#### WHAT IS NEEDED:
The word "Jubair" appears in some lines of the entries. Say how many, and give nothing but the number.

#### DATA FOR PROCESSING:
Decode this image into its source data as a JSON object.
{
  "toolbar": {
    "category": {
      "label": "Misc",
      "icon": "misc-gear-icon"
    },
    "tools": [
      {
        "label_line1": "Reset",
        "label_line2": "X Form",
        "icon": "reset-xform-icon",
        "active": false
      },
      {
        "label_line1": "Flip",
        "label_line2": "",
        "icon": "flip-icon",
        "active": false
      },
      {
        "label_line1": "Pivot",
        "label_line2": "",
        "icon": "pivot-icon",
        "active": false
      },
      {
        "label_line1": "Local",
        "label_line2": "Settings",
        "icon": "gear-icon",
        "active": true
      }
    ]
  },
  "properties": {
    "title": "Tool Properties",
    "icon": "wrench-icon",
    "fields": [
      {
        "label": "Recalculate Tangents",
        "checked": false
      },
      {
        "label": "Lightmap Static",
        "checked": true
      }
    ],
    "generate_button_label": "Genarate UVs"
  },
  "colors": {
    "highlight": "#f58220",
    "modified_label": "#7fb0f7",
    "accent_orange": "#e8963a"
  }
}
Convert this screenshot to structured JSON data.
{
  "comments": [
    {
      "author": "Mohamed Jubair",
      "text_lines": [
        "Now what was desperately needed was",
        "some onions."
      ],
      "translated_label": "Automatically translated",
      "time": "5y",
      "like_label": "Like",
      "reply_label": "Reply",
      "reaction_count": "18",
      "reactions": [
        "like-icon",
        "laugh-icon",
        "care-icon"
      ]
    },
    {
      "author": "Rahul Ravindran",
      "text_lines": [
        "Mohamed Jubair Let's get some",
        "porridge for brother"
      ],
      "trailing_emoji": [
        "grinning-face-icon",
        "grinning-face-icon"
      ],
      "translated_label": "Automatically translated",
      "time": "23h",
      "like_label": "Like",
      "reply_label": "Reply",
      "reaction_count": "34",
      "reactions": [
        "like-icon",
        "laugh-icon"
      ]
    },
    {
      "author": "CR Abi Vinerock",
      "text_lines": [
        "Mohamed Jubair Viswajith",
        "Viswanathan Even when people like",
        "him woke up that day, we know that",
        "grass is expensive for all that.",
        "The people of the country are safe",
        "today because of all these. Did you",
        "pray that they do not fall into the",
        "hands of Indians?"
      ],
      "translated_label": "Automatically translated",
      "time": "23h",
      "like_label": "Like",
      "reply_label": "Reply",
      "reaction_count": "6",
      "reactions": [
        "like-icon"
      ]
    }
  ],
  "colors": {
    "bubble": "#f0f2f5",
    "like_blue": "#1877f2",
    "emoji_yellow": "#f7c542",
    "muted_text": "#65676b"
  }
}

#### SOLUTION FOR THIS PROBLEM:
3